The Durban-born poet’s debut was described by the prize judges as ‘moving’ and ‘completely original’.
Loud and Yellow Laughter
Botsotso Books, 2016
The Ingrid Jonker Prize is awarded in alternate years to a debut poetry collection in English or Afrikaans.
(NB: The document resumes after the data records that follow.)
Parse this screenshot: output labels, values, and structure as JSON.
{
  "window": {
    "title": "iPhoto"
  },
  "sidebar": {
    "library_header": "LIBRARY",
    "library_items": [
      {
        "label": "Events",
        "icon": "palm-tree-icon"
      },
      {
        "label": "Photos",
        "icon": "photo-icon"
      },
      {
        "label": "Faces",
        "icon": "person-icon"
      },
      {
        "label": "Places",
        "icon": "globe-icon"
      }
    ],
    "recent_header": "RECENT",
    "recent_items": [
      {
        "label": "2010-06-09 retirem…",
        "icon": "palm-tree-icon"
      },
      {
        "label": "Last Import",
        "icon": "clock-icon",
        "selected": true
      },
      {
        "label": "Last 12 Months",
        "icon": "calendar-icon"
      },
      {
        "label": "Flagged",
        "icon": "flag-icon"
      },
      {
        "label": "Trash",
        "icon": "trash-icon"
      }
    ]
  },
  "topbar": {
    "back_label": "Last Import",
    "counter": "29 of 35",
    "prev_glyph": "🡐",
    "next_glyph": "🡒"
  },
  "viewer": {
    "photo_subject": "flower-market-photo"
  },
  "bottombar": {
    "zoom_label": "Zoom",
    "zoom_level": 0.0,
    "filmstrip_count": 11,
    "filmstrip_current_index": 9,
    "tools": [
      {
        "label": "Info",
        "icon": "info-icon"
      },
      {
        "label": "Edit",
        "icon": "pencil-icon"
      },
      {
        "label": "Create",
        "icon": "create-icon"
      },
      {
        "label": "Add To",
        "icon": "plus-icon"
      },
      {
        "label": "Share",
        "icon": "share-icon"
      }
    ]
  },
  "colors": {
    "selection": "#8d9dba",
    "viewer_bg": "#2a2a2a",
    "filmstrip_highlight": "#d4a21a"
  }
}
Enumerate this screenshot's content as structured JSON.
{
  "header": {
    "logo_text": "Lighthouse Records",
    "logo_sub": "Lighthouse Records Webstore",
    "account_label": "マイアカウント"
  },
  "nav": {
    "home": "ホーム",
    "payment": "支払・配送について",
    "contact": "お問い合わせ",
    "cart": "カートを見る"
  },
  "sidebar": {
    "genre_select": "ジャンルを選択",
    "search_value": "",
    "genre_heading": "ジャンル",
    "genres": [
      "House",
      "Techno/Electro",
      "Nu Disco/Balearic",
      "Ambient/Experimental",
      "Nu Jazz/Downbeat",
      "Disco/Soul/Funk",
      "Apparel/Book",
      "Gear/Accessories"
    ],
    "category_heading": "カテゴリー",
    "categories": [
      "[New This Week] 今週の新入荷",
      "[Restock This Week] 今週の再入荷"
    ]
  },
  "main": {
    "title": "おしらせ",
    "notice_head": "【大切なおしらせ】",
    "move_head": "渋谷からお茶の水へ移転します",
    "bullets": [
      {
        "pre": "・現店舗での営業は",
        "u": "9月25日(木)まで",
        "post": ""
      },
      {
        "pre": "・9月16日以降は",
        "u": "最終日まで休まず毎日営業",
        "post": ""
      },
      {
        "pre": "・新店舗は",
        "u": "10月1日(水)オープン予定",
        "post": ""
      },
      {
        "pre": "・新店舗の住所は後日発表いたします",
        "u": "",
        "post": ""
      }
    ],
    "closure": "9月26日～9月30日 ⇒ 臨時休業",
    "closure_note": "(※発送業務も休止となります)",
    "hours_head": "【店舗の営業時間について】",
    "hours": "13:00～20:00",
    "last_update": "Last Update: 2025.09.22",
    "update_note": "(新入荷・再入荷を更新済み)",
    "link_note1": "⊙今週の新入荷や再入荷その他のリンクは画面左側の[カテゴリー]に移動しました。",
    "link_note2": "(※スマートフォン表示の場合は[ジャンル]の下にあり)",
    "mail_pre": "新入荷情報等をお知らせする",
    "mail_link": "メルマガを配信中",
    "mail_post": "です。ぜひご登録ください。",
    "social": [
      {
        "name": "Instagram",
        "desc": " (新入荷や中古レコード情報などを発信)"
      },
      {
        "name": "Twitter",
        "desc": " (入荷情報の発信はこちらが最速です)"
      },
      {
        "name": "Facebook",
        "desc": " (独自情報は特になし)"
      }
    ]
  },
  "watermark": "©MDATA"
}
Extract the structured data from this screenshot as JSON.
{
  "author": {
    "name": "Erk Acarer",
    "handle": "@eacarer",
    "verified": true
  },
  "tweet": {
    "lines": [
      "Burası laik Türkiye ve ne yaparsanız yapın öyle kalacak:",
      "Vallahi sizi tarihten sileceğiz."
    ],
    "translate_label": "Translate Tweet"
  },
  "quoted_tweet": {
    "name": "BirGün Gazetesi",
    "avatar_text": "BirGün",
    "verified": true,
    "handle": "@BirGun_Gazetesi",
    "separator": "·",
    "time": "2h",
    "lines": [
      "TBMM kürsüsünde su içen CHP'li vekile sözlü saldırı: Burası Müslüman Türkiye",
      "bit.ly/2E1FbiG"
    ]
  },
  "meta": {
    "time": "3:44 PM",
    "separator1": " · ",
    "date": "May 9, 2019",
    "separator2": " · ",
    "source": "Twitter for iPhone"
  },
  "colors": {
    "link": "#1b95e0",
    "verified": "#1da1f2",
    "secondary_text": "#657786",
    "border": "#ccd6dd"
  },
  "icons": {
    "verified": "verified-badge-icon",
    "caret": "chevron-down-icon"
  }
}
The winner receives a cash prize ‘dependent on the interest accumulated in an account originally established for this purpose’.
This year’s judges, who are unaware of each other’s identities until judging is complete, were Sindiwe Magona, Helen Moffett and John Cartwright.
According to the prize announcement, Busuku-Mathese’s entry was described by one judge as ‘completely original: the presentation of family history as a play, in which the narrator is an unreliable character’. The poet was praised for the ‘the mix of World War II history, the narrator’s dilemmas about being adopted, and the way she manages to weave these together without ever losing her balance or falling into incongruity’.
Another judge highlighted how Busuku-Mathese’s ‘memoir in the form of a collage … offers fragments in several voices, some of them “reconstructed”. [The collection] ‘movingly reflects the quest of the “The Girl Child”, as intimate “curator” of family memory and experience, to integrate the surprising puzzle that is her current self’.
A record twenty entries were received for this year’s edition of the prize, and many other submissions received praise from the judges.
From the prize committee:
Collective Amnesia by Koleka Putuma was hailed as ‘practically a book of directions, a chart of expression, for thousands of young South Africans, grappling with the issues she raises … [the poet’s voice is] substantive and compelling.’
A Season of Tenderness and Dread by Abu Bakr Solomons ‘makes most satisfying reading … The volume has broad reach; the poems [are] deeply moving, questioning or enlightening.’
Metaphysical Balm by Michele Betty was commended for ‘the exceptional skill in which the author handles intertextuality’.
Other volumes mentioned appreciatively in the judges’ reports included Questions for the Sea by Stephen Symons, Unlikely by Colleen Crawford Cousins, Modern Rasputin by Rosa Lyster, Thungachi by Francine Simon and Serurubele by Katleho Kano Shoro.
The Ingrid Jonker committee is: Ronel de Goede (convenor), Leon de Kock, Finuala Dowling, Beverly Rycroft and Vincent Oliphant.
Thabo Jijana won the 2016 edition of the prize, for Failing Maths and My Other Crimes.